#### HOW TO COMPLETE THIS TASK
Copy every line from the records below that holds the word "tiredynamics".

#### DATASET EXCERPTS
= Beginning of Section =

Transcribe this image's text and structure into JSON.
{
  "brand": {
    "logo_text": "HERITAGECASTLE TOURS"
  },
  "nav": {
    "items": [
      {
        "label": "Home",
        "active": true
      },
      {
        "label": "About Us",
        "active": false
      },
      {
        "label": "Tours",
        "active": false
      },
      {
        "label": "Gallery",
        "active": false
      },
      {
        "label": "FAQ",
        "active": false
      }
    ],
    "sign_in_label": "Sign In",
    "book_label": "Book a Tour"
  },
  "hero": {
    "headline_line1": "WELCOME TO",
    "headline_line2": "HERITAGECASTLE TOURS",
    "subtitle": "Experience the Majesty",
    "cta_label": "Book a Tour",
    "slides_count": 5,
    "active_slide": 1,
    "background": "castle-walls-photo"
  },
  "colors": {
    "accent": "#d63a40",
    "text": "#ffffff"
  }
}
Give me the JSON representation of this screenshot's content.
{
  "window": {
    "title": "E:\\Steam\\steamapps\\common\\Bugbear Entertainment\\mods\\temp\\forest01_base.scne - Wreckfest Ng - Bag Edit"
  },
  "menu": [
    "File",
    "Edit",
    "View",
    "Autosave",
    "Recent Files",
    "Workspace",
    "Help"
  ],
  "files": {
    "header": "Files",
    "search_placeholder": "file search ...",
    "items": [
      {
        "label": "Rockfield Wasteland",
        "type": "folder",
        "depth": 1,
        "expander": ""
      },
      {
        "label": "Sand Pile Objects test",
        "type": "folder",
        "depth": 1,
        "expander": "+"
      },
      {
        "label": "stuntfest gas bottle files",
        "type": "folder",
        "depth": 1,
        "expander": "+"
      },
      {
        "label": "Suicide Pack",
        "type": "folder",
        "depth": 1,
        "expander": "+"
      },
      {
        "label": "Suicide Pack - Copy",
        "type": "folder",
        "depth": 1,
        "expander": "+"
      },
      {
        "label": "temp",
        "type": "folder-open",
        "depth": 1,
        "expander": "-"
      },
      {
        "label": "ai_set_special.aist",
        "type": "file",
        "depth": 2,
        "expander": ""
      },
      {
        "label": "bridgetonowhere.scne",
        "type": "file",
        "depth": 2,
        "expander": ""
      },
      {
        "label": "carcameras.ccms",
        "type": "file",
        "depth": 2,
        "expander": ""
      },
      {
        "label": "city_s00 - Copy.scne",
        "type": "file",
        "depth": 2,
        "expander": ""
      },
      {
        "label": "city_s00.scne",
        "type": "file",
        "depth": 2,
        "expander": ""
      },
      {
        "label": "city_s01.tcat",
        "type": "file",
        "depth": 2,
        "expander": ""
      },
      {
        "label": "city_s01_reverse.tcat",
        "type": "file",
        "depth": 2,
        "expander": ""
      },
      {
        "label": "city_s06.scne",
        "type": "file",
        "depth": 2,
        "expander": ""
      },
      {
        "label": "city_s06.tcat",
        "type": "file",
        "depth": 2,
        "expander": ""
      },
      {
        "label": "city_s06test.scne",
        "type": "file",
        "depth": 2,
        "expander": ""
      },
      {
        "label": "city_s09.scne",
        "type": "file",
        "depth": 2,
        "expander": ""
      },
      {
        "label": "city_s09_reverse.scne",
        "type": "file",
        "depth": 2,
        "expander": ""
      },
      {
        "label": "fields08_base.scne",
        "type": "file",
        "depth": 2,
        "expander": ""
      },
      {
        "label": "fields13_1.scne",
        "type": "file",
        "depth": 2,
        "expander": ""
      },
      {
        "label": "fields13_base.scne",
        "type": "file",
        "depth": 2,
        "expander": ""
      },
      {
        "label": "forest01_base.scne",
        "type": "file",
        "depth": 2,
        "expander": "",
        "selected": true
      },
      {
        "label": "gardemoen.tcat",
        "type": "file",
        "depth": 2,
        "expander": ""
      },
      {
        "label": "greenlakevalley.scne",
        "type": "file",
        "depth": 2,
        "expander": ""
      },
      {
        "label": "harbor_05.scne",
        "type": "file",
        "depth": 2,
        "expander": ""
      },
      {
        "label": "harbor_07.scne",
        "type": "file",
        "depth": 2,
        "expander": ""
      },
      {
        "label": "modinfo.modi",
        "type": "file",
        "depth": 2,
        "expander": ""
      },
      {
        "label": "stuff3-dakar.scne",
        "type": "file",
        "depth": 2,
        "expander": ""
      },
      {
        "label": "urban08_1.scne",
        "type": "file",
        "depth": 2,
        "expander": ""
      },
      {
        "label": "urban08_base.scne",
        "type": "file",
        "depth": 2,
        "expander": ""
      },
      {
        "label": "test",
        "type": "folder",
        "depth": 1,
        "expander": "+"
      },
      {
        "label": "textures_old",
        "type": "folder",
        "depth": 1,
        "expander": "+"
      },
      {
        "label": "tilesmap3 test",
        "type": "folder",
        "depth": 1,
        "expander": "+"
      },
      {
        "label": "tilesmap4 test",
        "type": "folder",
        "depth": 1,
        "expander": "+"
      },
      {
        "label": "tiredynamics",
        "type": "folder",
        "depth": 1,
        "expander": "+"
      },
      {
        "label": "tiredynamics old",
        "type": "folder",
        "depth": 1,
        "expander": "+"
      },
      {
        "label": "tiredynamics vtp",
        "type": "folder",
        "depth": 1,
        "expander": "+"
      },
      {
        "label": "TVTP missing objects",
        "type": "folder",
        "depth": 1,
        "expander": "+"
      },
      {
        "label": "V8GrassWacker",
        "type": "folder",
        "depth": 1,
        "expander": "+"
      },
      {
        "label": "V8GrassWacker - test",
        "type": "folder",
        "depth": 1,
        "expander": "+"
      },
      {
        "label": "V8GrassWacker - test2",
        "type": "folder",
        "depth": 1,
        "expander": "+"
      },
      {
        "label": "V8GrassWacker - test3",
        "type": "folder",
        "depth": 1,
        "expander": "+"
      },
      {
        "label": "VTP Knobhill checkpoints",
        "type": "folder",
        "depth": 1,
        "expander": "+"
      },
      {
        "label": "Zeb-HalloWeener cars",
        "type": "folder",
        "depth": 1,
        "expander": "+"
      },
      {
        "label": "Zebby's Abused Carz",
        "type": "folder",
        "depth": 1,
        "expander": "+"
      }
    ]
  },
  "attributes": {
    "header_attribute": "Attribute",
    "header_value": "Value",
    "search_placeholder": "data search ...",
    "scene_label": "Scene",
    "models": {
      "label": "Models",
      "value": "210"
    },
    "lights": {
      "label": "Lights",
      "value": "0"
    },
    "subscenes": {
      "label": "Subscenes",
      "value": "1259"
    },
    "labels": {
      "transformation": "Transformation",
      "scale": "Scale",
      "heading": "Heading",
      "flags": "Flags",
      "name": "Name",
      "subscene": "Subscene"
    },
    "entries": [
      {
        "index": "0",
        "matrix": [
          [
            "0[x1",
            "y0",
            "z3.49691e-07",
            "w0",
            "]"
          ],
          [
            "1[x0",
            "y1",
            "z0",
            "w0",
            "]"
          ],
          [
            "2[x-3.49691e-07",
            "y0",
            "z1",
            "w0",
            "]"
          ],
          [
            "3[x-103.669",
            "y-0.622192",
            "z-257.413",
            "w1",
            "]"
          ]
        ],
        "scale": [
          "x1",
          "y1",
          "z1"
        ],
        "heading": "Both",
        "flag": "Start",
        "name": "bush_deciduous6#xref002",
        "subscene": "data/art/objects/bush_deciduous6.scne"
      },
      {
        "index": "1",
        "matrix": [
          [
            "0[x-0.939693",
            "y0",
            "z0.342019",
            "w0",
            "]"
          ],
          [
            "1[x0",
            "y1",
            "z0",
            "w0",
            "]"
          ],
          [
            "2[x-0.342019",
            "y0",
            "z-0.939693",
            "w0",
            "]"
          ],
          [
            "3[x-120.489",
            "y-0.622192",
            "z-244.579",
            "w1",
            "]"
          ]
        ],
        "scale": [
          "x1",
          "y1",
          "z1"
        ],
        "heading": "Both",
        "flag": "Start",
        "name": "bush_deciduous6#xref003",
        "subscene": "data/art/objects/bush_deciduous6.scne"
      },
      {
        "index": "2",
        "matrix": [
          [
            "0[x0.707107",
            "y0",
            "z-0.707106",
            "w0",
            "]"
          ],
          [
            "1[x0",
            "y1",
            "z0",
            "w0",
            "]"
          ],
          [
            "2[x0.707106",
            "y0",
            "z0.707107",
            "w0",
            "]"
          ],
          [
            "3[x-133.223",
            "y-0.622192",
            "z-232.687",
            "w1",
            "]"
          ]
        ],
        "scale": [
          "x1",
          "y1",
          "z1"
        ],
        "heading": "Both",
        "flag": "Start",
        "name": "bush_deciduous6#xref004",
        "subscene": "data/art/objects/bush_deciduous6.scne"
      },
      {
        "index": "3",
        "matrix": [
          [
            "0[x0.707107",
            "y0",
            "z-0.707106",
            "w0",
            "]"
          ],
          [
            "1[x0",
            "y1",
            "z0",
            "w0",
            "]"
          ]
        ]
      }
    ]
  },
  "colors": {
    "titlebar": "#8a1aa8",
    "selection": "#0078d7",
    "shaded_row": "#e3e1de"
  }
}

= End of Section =

#### EXPECTED ANSWER
        "label": "tiredynamics",
        "label": "tiredynamics old",
        "label": "tiredynamics vtp",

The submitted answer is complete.